__Prompt__
Among the entries below, tally each line containing "engine"; respond with the total only.

* * * * * * * * *

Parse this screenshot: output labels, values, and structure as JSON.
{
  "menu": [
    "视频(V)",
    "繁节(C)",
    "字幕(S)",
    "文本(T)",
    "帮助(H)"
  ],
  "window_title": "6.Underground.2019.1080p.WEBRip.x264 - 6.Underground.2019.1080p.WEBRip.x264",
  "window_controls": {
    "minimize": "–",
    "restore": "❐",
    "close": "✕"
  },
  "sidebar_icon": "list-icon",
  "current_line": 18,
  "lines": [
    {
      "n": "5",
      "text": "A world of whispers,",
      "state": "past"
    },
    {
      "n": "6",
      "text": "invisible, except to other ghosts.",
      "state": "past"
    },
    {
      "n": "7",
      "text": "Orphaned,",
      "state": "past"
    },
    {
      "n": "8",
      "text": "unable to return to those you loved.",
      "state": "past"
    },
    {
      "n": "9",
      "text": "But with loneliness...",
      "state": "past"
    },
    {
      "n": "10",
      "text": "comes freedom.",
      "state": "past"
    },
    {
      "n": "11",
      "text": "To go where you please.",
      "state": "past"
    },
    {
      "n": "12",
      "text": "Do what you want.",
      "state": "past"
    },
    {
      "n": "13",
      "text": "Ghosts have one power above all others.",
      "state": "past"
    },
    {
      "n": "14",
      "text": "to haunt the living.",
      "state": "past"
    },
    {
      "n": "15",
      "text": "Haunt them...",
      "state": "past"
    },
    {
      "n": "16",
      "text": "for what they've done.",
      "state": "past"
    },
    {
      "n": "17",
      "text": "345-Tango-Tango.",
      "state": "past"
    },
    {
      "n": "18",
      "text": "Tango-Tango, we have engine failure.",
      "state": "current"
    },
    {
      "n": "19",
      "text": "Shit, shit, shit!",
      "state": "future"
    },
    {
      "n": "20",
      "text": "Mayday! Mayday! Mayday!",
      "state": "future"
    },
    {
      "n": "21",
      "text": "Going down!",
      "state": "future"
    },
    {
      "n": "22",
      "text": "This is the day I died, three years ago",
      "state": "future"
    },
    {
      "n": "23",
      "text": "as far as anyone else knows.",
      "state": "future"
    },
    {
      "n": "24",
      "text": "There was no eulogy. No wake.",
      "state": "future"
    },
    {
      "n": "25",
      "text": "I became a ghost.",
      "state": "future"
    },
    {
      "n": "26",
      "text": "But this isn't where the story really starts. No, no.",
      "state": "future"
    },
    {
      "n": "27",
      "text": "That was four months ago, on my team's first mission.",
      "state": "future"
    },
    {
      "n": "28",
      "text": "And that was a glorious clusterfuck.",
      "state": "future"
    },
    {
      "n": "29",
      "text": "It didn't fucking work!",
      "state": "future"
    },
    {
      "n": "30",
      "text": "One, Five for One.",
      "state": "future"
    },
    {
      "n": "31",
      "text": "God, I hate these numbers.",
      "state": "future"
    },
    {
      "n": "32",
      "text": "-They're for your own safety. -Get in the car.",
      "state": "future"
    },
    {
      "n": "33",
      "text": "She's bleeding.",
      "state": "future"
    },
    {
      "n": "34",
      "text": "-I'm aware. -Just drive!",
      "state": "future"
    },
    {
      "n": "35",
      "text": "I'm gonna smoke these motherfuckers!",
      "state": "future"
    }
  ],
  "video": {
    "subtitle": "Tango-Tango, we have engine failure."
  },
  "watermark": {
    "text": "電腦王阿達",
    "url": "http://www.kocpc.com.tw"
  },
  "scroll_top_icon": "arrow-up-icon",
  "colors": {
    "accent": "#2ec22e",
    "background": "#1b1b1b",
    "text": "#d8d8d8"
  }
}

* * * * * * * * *

__Response to this task__
2